◆ What the exercise asks
Copy out the data that follows exactly, leaving out no line.

◆ Supplied records
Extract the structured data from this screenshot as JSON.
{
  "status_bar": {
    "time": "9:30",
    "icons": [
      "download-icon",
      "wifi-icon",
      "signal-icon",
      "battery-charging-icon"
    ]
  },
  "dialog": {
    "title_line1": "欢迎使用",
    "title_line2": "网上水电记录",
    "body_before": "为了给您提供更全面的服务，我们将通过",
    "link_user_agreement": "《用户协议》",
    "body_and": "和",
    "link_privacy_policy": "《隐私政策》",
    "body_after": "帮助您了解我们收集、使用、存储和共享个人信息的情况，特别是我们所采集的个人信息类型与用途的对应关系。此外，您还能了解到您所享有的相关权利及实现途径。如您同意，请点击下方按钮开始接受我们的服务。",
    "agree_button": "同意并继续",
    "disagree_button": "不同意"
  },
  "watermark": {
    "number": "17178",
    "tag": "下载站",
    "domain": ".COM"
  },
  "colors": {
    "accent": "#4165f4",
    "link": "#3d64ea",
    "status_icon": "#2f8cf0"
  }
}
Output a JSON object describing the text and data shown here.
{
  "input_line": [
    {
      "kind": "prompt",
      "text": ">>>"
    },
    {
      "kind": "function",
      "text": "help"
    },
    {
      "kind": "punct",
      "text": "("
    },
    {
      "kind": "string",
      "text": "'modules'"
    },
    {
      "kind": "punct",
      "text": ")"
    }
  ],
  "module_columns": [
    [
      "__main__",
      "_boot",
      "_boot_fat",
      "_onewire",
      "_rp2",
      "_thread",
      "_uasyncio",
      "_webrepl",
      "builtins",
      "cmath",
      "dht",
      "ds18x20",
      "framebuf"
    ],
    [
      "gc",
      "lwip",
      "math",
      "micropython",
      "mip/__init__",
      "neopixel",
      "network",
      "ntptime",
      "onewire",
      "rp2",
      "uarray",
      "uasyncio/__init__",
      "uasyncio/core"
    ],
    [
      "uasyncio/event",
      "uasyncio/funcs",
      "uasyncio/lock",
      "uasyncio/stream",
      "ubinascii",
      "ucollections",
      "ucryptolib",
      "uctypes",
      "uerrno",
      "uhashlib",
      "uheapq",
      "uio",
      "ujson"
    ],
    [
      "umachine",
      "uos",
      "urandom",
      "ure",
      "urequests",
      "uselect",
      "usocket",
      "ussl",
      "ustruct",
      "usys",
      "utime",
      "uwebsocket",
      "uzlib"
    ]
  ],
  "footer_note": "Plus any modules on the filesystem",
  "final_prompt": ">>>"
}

◆ Result
Extract the structured data from this screenshot as JSON.
{
  "status_bar": {
    "time": "9:30",
    "icons": [
      "download-icon",
      "wifi-icon",
      "signal-icon",
      "battery-charging-icon"
    ]
  },
  "dialog": {
    "title_line1": "欢迎使用",
    "title_line2": "网上水电记录",
    "body_before": "为了给您提供更全面的服务，我们将通过",
    "link_user_agreement": "《用户协议》",
    "body_and": "和",
    "link_privacy_policy": "《隐私政策》",
    "body_after": "帮助您了解我们收集、使用、存储和共享个人信息的情况，特别是我们所采集的个人信息类型与用途的对应关系。此外，您还能了解到您所享有的相关权利及实现途径。如您同意，请点击下方按钮开始接受我们的服务。",
    "agree_button": "同意并继续",
    "disagree_button": "不同意"
  },
  "watermark": {
    "number": "17178",
    "tag": "下载站",
    "domain": ".COM"
  },
  "colors": {
    "accent": "#4165f4",
    "link": "#3d64ea",
    "status_icon": "#2f8cf0"
  }
}
Output a JSON object describing the text and data shown here.
{
  "input_line": [
    {
      "kind": "prompt",
      "text": ">>>"
    },
    {
      "kind": "function",
      "text": "help"
    },
    {
      "kind": "punct",
      "text": "("
    },
    {
      "kind": "string",
      "text": "'modules'"
    },
    {
      "kind": "punct",
      "text": ")"
    }
  ],
  "module_columns": [
    [
      "__main__",
      "_boot",
      "_boot_fat",
      "_onewire",
      "_rp2",
      "_thread",
      "_uasyncio",
      "_webrepl",
      "builtins",
      "cmath",
      "dht",
      "ds18x20",
      "framebuf"
    ],
    [
      "gc",
      "lwip",
      "math",
      "micropython",
      "mip/__init__",
      "neopixel",
      "network",
      "ntptime",
      "onewire",
      "rp2",
      "uarray",
      "uasyncio/__init__",
      "uasyncio/core"
    ],
    [
      "uasyncio/event",
      "uasyncio/funcs",
      "uasyncio/lock",
      "uasyncio/stream",
      "ubinascii",
      "ucollections",
      "ucryptolib",
      "uctypes",
      "uerrno",
      "uhashlib",
      "uheapq",
      "uio",
      "ujson"
    ],
    [
      "umachine",
      "uos",
      "urandom",
      "ure",
      "urequests",
      "uselect",
      "usocket",
      "ussl",
      "ustruct",
      "usys",
      "utime",
      "uwebsocket",
      "uzlib"
    ]
  ],
  "footer_note": "Plus any modules on the filesystem",
  "final_prompt": ">>>"
}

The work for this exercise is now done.